### SUPPLIED ENTRIES
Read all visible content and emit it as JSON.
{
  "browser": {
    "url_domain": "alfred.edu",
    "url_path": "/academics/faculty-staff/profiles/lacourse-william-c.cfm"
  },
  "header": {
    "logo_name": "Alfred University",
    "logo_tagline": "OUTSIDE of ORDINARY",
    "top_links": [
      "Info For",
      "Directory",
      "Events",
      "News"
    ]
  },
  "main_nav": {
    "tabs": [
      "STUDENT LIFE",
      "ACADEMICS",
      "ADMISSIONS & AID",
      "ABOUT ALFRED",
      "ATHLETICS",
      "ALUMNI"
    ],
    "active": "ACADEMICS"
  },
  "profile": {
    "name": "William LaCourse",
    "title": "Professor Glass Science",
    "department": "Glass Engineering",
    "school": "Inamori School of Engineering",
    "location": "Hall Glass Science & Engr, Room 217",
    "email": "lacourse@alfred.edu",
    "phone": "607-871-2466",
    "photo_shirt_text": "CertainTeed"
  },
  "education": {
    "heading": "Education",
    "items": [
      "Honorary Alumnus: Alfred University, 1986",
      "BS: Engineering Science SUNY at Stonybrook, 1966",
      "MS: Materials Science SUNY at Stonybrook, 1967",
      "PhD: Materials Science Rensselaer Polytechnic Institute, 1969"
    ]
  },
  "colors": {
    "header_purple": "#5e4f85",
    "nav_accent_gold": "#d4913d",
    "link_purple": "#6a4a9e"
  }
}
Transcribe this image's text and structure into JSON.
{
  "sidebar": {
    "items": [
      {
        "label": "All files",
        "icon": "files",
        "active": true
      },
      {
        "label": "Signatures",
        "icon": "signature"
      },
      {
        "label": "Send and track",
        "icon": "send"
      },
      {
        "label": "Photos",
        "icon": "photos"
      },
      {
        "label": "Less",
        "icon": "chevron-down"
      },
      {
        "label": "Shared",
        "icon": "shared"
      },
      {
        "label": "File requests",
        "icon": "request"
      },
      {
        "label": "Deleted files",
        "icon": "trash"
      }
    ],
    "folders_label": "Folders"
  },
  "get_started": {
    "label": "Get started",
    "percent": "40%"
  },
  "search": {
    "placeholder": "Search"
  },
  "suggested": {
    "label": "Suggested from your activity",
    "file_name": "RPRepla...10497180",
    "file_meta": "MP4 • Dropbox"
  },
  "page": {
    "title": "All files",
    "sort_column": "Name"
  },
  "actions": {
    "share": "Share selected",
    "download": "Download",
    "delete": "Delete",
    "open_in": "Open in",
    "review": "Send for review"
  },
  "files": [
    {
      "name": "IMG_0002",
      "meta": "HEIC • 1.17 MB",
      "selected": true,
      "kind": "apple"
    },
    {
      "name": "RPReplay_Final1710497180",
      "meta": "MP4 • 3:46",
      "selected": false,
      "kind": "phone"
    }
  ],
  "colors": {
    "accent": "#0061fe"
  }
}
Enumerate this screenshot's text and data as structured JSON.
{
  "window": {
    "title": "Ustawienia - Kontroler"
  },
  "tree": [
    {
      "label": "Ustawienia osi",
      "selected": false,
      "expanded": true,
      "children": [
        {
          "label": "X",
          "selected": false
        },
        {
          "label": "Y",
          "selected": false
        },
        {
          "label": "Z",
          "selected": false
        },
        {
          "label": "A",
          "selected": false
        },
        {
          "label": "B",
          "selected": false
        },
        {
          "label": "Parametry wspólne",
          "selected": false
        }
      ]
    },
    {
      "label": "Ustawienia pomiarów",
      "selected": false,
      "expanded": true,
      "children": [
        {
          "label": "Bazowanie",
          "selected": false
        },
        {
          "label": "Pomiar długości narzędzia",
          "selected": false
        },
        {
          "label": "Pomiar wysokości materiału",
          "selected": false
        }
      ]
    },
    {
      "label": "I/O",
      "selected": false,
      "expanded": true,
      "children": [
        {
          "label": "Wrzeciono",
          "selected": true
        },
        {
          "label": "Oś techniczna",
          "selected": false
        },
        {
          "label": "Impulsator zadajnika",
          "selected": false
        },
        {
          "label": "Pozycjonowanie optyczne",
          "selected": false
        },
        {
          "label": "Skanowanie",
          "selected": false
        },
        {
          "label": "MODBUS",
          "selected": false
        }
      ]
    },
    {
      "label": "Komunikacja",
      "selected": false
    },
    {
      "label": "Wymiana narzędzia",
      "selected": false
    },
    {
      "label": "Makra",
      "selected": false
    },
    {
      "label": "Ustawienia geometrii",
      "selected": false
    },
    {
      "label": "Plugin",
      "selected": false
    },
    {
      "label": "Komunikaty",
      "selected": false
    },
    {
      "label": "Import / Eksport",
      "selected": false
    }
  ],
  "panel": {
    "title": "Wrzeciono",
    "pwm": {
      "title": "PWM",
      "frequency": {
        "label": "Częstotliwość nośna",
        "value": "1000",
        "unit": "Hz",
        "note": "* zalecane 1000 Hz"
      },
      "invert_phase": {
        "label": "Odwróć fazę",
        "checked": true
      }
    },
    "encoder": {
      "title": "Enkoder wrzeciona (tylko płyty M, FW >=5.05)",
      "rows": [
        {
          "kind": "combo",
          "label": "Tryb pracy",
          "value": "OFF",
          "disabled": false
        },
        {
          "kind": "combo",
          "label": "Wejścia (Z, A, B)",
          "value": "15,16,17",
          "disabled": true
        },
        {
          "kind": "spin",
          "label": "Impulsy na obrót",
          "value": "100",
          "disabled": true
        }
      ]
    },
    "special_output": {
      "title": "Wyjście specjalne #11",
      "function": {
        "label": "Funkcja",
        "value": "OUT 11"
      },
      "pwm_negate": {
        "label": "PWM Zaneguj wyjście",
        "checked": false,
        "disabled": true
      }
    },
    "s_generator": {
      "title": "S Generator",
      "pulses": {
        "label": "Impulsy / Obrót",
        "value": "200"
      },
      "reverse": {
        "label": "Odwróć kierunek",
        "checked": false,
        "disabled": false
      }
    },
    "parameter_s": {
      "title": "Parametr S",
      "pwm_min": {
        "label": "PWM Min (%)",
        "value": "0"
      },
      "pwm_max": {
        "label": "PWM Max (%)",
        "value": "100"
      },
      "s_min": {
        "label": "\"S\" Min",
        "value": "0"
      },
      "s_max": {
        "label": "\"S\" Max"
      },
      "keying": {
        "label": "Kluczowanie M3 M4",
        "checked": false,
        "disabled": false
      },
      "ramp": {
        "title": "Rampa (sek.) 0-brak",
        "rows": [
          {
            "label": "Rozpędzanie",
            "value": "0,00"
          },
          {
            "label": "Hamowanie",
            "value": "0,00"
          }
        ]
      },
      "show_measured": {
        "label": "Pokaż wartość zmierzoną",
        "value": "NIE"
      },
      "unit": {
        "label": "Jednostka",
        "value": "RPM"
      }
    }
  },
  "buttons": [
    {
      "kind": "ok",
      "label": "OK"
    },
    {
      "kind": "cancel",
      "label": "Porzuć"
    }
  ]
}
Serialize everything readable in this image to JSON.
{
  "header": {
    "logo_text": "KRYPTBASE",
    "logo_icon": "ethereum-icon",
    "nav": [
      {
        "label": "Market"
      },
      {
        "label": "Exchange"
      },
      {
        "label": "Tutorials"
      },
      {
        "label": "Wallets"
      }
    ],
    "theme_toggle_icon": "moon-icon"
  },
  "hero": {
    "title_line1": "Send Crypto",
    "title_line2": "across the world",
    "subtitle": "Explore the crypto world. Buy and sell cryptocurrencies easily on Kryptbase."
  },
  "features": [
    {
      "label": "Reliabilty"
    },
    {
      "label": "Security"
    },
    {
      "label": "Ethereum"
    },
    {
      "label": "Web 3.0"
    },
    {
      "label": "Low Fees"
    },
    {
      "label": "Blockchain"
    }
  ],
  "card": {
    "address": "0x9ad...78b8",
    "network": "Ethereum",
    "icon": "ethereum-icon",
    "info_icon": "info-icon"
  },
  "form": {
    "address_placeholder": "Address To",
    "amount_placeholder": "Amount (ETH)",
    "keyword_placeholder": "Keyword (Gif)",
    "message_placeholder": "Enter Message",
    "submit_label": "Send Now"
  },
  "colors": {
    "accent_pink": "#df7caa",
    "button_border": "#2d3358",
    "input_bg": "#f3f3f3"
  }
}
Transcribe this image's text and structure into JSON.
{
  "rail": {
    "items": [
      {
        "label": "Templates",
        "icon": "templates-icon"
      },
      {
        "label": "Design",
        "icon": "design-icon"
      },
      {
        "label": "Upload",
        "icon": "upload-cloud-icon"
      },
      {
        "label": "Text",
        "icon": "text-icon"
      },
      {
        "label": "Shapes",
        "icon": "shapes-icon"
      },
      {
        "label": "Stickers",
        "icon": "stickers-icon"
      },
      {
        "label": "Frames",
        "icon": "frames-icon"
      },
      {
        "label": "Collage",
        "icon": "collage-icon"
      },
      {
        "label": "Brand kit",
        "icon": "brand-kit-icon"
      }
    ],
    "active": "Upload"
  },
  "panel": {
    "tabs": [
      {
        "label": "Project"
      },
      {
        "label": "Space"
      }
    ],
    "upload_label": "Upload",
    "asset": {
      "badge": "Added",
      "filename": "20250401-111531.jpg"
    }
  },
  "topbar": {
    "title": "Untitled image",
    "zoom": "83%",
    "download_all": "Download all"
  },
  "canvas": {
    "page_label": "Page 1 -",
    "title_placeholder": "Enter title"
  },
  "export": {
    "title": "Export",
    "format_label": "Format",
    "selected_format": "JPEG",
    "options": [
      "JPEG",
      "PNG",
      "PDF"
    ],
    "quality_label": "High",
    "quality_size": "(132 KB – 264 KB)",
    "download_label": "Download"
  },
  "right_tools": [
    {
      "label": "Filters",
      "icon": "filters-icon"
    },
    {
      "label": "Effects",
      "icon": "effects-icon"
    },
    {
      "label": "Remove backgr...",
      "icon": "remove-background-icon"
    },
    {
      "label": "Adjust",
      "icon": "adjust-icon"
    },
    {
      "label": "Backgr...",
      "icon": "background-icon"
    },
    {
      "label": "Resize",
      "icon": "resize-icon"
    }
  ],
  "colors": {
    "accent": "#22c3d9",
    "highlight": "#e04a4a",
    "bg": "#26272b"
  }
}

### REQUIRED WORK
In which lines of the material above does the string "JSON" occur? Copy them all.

### ANSWER SECTION
Read all visible content and emit it as JSON.
Transcribe this image's text and structure into JSON.
Enumerate this screenshot's text and data as structured JSON.
Serialize everything readable in this image to JSON.
Transcribe this image's text and structure into JSON.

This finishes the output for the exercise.